Last week in NYC, over 600 civil rights advocates gathered to discuss contemporary issues of racial justice. The Applied Research Center, COLORLINES magazine and the Center for Humanities at CUNY Grad Center sponsored the 2007 Facing RACE conference, a nationwide gathering of racial justice leaders. The conference addressed issues ranging from racial inequities in community zoning and planning to immigration reforms.
Exxon Mobil posted a profit of $39.5 billion this year, the highest annual profit ever for an American company. Joining Exxon was Shell, which posted a record annual income of $25.4 billion. While millions of Americans struggle to deal with high oil prices, Exxon and Shell are living large and loving it.
So you are a multi-national firm trying to get approval for a private toll road, facing media critics throughout a state. What do you do?
If you are Australian toll road company Macquarie trying to build a chunk of the controversial Trans-Texas Corridor, you buy forty local newspapers:
Many of the small papers purchased, most have a circulation of 5000 or less, have been critical of the Trans-Texas Corridor.
Writing at TomPaine.com, Paul Loeb gets it. He knows we don't need to wait for Washington, D.C., to protect against vote suppression when many of the most important actions can be taken by state and local officials:
Passing tough new local laws to protect the vote could create an immediate check against voter suppression in a situation where the Bush administration is unlikely to prosecute its own political allies.
Pennsylvania Democrats have taken a 102-101 majority in the state house following two recounts in races that showed narrow wins for Republicans. A recount showed that in one race, the Democrat was actually the victor.
Control of the Montana House still is not final. Democrats currently have a 50-49-1 edge in the chamber, pending a recount in a race that was originally counted as a tie. That recount is occuring today.
Raise the minimum wage. Attack global warming. Negotiate lower prescription drug prices. Extend health coverage to the uninsured. Protect consumers from identity theft. A to-do list for Democrats taking over Congress? Nope, a sample of what states are up to.
If you're the type who prefers that government do as little as possible, you might be heartened by the prospect of a divided Washington that will likely gridlock on significant issues.
It feels good to win. Progressives were reminded of that on Election Day when we saw some big victories. But a single election cycle means little if progressives don't take advantage of it. We're happy to have a plan for long-term progressive victory in the form of "Building a Progressive Majority in the States" -- our policy agenda.

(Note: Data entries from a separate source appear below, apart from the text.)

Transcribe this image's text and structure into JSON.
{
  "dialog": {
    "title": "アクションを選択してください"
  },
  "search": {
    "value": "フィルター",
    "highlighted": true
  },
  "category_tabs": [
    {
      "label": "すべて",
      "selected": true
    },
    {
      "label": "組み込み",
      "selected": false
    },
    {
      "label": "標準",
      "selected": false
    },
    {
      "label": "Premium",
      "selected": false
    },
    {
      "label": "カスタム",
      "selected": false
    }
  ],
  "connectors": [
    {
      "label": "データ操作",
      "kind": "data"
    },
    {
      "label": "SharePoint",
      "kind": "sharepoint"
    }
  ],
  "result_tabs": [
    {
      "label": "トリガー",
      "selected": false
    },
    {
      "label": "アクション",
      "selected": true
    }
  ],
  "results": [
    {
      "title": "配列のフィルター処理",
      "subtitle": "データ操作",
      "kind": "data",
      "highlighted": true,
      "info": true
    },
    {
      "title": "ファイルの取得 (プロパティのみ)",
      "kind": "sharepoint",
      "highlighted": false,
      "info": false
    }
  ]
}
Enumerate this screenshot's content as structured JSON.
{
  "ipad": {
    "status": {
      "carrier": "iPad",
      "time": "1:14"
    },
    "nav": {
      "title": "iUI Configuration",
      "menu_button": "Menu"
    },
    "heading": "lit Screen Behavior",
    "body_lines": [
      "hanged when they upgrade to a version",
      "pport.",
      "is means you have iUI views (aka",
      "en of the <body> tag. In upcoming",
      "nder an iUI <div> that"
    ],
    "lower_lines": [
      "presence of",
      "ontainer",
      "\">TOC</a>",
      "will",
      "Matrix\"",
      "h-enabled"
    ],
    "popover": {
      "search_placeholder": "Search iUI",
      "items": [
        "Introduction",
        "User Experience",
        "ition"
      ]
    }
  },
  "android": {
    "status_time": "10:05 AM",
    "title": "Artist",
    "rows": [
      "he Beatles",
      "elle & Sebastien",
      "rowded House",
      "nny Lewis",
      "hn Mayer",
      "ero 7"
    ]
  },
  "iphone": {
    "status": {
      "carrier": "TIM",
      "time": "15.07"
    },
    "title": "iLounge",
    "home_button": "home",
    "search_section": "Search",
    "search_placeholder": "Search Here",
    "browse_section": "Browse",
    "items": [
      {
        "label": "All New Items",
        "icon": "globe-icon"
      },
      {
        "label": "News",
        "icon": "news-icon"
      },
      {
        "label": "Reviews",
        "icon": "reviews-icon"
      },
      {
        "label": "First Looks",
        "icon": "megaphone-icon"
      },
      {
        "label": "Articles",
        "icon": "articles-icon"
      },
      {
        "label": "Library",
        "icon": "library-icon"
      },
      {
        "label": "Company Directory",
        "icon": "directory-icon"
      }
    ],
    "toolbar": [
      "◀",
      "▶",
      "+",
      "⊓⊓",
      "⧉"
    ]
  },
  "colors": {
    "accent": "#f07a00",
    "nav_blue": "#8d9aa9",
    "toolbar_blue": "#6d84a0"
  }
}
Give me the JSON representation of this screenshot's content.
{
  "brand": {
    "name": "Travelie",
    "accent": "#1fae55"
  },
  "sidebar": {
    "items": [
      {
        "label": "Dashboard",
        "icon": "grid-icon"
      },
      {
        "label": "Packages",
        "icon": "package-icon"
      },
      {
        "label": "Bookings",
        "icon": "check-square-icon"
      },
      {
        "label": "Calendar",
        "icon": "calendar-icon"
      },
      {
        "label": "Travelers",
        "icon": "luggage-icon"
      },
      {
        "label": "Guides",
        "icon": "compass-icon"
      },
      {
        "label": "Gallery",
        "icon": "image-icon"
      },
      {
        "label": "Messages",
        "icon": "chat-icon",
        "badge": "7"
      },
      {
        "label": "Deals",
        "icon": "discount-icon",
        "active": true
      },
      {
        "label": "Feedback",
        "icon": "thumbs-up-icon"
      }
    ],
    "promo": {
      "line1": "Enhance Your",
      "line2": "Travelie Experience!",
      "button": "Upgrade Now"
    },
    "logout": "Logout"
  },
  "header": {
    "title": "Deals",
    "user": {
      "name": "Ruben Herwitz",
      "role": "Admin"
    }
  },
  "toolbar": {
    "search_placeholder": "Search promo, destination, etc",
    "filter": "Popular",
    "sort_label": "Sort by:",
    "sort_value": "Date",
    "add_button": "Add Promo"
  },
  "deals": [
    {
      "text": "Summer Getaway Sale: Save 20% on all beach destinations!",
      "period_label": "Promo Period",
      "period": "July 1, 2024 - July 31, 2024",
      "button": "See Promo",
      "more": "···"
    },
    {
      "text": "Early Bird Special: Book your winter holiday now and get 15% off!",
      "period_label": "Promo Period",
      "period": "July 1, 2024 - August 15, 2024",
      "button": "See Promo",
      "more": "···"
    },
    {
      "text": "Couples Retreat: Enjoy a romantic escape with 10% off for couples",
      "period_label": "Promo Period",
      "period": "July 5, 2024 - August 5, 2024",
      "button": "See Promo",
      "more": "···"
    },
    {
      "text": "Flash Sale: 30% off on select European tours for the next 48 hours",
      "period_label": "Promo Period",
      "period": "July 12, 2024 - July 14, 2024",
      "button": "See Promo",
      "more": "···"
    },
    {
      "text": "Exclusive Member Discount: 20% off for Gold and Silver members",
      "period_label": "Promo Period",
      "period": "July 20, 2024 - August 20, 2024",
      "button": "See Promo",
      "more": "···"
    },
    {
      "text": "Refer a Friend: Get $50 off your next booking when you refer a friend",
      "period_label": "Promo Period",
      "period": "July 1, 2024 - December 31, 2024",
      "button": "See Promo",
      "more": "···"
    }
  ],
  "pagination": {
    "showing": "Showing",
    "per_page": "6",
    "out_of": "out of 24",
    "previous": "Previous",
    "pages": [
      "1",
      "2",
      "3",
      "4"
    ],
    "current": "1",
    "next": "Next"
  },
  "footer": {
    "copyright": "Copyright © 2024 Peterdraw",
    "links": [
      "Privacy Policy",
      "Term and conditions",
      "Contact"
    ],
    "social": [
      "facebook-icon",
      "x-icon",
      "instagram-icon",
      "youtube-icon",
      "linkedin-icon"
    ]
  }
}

Oregon has wrestled with campaign finance reform since at least 1994, when voters enacted Measure 9, which imposed limits on campaign contributions. In 1997, the Oregon Supreme Court ruled Measure 9 unconstituional, saying it violated the free speech rights guaranteed in the state's constitution. Fast-forward to Tuesday, when would-be reformers offered up two ballot initiatives: Measure 46 would have changed the constitution to allow limits on campaign contributions, paving the way for Measure 47.